**Input**
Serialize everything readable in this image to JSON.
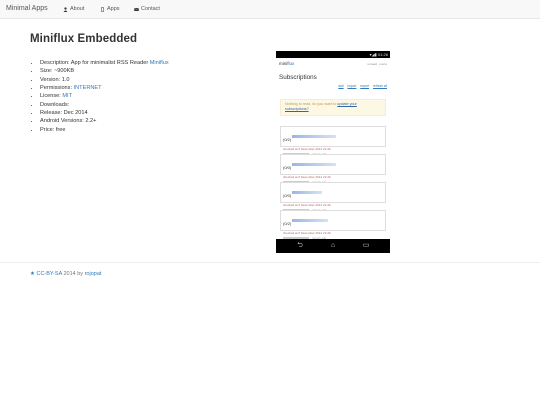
{
  "navbar": {
    "brand": "Minimal Apps",
    "links": [
      {
        "label": "About",
        "icon": "user-icon"
      },
      {
        "label": "Apps",
        "icon": "phone-icon"
      },
      {
        "label": "Contact",
        "icon": "envelope-icon"
      }
    ]
  },
  "page_title": "Miniflux Embedded",
  "details": {
    "description_prefix": "Description: App for minimalist RSS Reader ",
    "description_link": "Miniflux",
    "size": "Size: ~900KB",
    "version": "Version: 1.0",
    "permissions_prefix": "Permissions: ",
    "permissions_link": "INTERNET",
    "license_prefix": "License: ",
    "license_link": "MIT",
    "downloads": "Downloads:",
    "release": "Release: Dec 2014",
    "android": "Android Versions: 2.2+",
    "price": "Price: free"
  },
  "screenshot": {
    "status_time": "01:26",
    "app_name_mini": "mini",
    "app_name_flux": "flux",
    "menu": "unread  ·  menu",
    "heading": "Subscriptions",
    "actions": [
      "add",
      "import",
      "export",
      "refresh all"
    ],
    "alert_text": "Nothing to read, do you want to ",
    "alert_link": "update your subscriptions?",
    "items": [
      {
        "count": "(0/2)",
        "checked": "checked at 5 December 2014 22:46"
      },
      {
        "count": "(0/0)",
        "checked": "checked at 5 December 2014 22:46"
      },
      {
        "count": "(0/0)",
        "checked": "checked at 5 December 2014 22:46"
      },
      {
        "count": "(0/2)",
        "checked": "checked at 5 December 2014 22:46"
      }
    ],
    "item_actions": "refresh   edit",
    "nav_buttons": {
      "back": "⮌",
      "home": "⌂",
      "recent": "▭"
    }
  },
  "footer": {
    "license_link": "CC-BY-SA",
    "year_by": " 2014 by ",
    "author_link": "rojopat"
  }
}
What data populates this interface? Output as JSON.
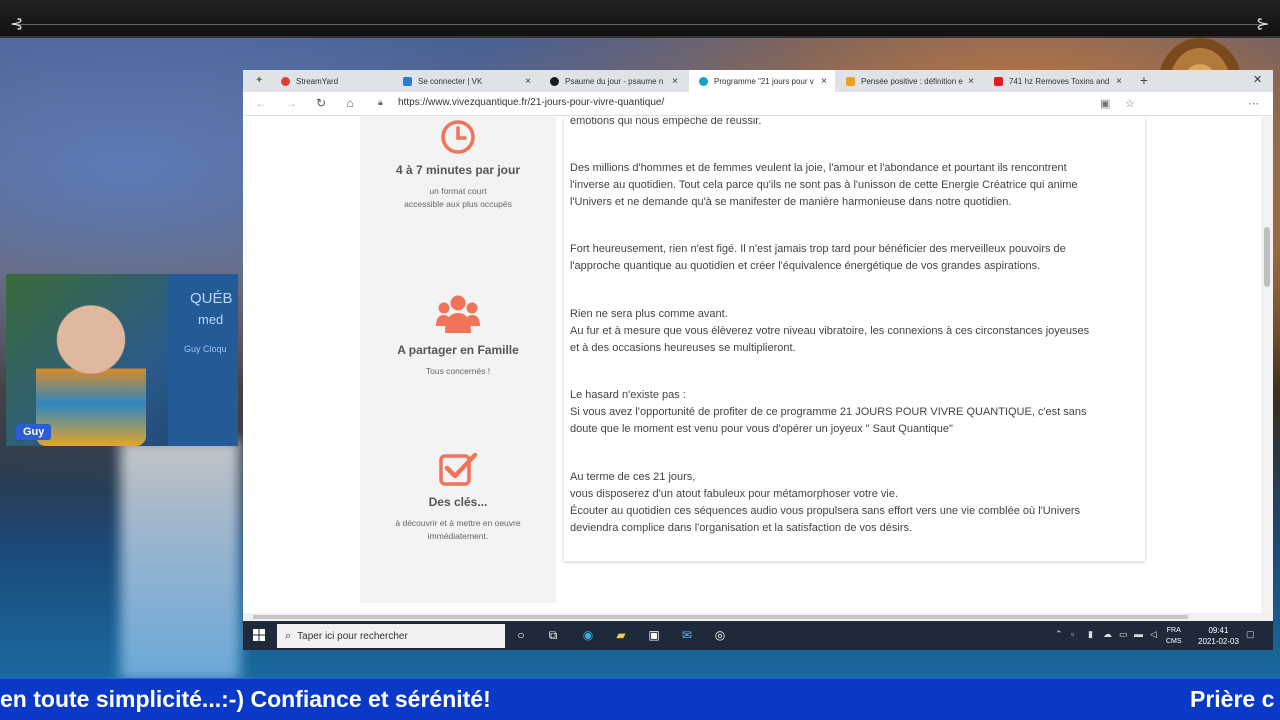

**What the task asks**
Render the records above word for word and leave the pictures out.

**Your response**
Serialize everything readable in this image to JSON.
{
  "navbar": {
    "brand": "Minimal Apps",
    "links": [
      {
        "label": "About",
        "icon": "user-icon"
      },
      {
        "label": "Apps",
        "icon": "phone-icon"
      },
      {
        "label": "Contact",
        "icon": "envelope-icon"
      }
    ]
  },
  "page_title": "Miniflux Embedded",
  "details": {
    "description_prefix": "Description: App for minimalist RSS Reader ",
    "description_link": "Miniflux",
    "size": "Size: ~900KB",
    "version": "Version: 1.0",
    "permissions_prefix": "Permissions: ",
    "permissions_link": "INTERNET",
    "license_prefix": "License: ",
    "license_link": "MIT",
    "downloads": "Downloads:",
    "release": "Release: Dec 2014",
    "android": "Android Versions: 2.2+",
    "price": "Price: free"
  },
  "screenshot": {
    "status_time": "01:26",
    "app_name_mini": "mini",
    "app_name_flux": "flux",
    "menu": "unread  ·  menu",
    "heading": "Subscriptions",
    "actions": [
      "add",
      "import",
      "export",
      "refresh all"
    ],
    "alert_text": "Nothing to read, do you want to ",
    "alert_link": "update your subscriptions?",
    "items": [
      {
        "count": "(0/2)",
        "checked": "checked at 5 December 2014 22:46"
      },
      {
        "count": "(0/0)",
        "checked": "checked at 5 December 2014 22:46"
      },
      {
        "count": "(0/0)",
        "checked": "checked at 5 December 2014 22:46"
      },
      {
        "count": "(0/2)",
        "checked": "checked at 5 December 2014 22:46"
      }
    ],
    "item_actions": "refresh   edit",
    "nav_buttons": {
      "back": "⮌",
      "home": "⌂",
      "recent": "▭"
    }
  },
  "footer": {
    "license_link": "CC-BY-SA",
    "year_by": " 2014 by ",
    "author_link": "rojopat"
  }
}
What data populates this interface? Output as JSON.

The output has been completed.